Anxiety & Exams
Thousands of young Australians are facing final exams and the big wait for final exam results.
headspace has issued a timely reminder to thousands of young Australians about the effects of anxiety during exam periods and while they wait for final exam results.
Currently, students across Australia are completing their last weeks of school and university.
Anxiety affects many young people during exams and can be heightened as students wait for results and further education offers.
This period of waiting and worrying can affect a young person’s mental health and wellbeing.
Vikki Ryall, Head of Clinical Practice at headspace, said during this particular period anxiety can impact any young person, including those who are normally on top of life’s challenges.
“Anxiety becomes a problem when it occurs frequently, feels overwhelming and interferes with daily functioning,” Ms Ryall said. “For some people, if left untreated, anxiety disorders can develop into other mental health difficulties and can lead to disease, drug and alcohol misuse.”
People who believe they have an anxiety disorder should visit a doctor, or seek professional advice.
Hannah Cheers, 23, a headspace Youth National Reference Group member, has suffered anxiety but through guided self-help techniques has learnt how to help with her anxiety when it surfaces.
“I always try and keep in mind that there are reasons why you might be feeling anxious and those feelings are valid,” said Hannah. “Using mindfulness, understanding your senses…doing something that makes you feel grounded can really help.”
Read Hannah’s full story below.
Tips for helping with anxiety:
Keep in touch with friends, even if it just a little bit every day
Do daily exercise – walking is a great way to clear your head
Eat a balanced diet
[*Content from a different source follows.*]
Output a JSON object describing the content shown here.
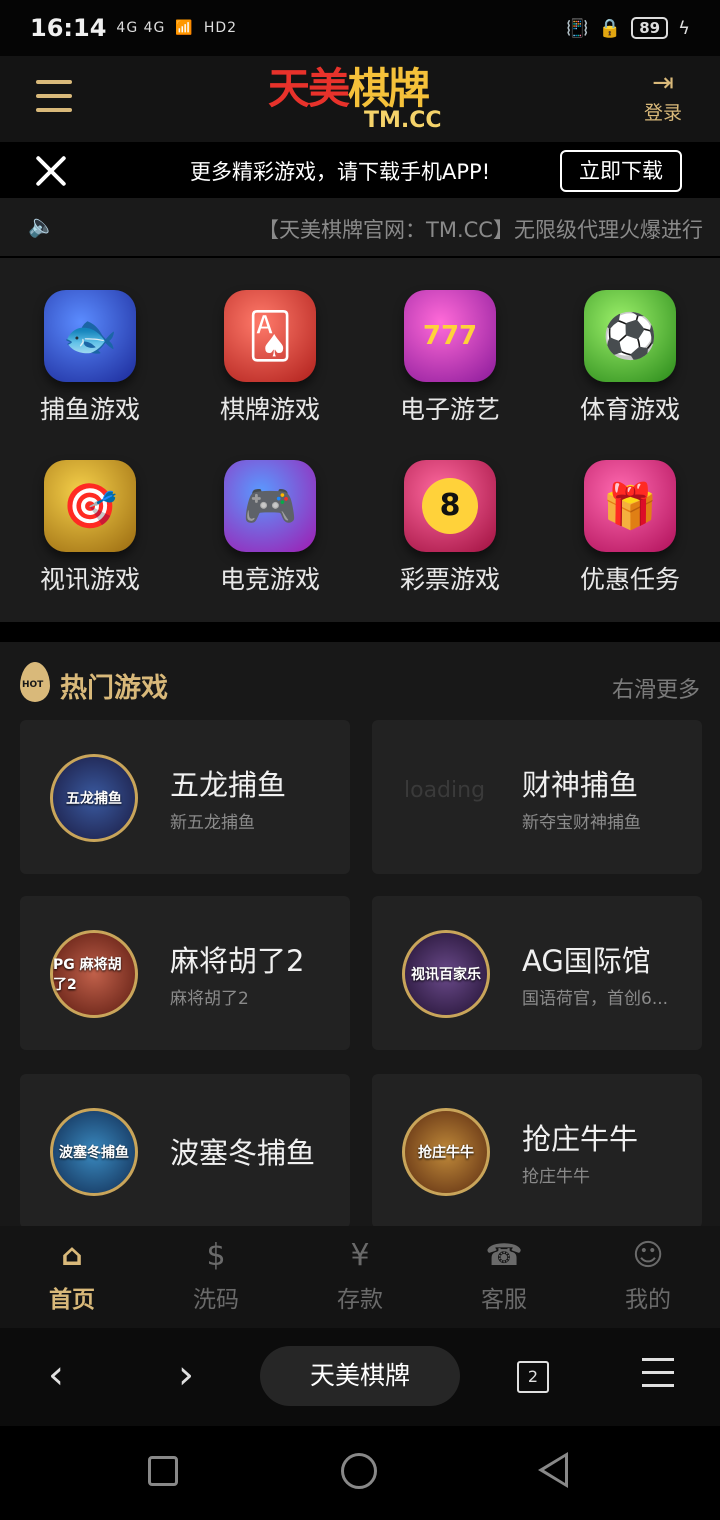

Try breathing exercises, mindfulness or guided relaxation
Find things that help de-stress you
Anxiety is one of the two most common problems affecting young people
It’s estimated one in five females and one in ten males aged between 16 and 24 years old are affected by anxiety.
Young people may be more likely to experience anxiety if they have another mental health issue, such as depression.
Early detection and treatment is important to reducing the negative impact anxiety can have
Hannah Cheers: My Story
headspace Youth National Reference Group Age 23
I’ve had depression for around 10 years and I started experiencing anxiety around 19 years-old when I started university.
I had my first full-blown panic attack on the first night alone in my dorm room which lasted about an hour. I was shaking and my heart was racing and I was really sweaty. It was very scary as I didn’t know what was going on, but eventually it finished and I went to sleep, but
I was still very confused about what happened.
I felt isolated in that I didn’t really know anyone at the time. But, talking about it now everyone in my life has experienced anxiety and you find there a lot of other people who are in the same boat as you.
I was able to learn a bit more about anxiety through doing my own research and talking to my doctor, which helped me understand how to manage what I was dealing with. After I reflected upon things, I realised what I was going through was huge. These were massive life changes, which of course was going to make me feel overwhelmed and that it was normal.
My doctor also referred me to a psychologist and I spoke to her about some different strategies of how to manage anxiety. I have also spoken to other friends about understanding your senses and mindfulness, where you think about the things that you can hear or see – doing something that makes you feel grounded.
Being able to breathe deeply and focus on the breath is good. However, everyone is very different. I like a hug when I’m feeling anxious or having an anxiety attack – but not everyone does and that’s OK. I always try and keep in mind that there are reasons why you might be feeling anxious and those feelings are valid and you’re going to be OK.
Sometimes the last thing you want to do when you’re feeling a bit low or anxious is talk about it. You don’t want to make it worse or inflate your own issues and if you’ve had an experience where someone has made you feel your feelings are invalid, you put yourself in a position of risking that again if you do talk about what you’re going through. But it’s important to find people in your life that are not going to invalidate your feelings. Now that I know who those people are for me, it’s been a really great way to help with my anxiety.
There are people out there who do have a greater understanding of mental health issues, there are support services. And if you’ve got a GP who isn’t able to help, try another one or find a service that is right for you.
If you or someone you know is struggling with anxiety, visit headspace.org.au to find your local centre or call or contact eheadspace on 1800 650 890 or eheadspace.org.au.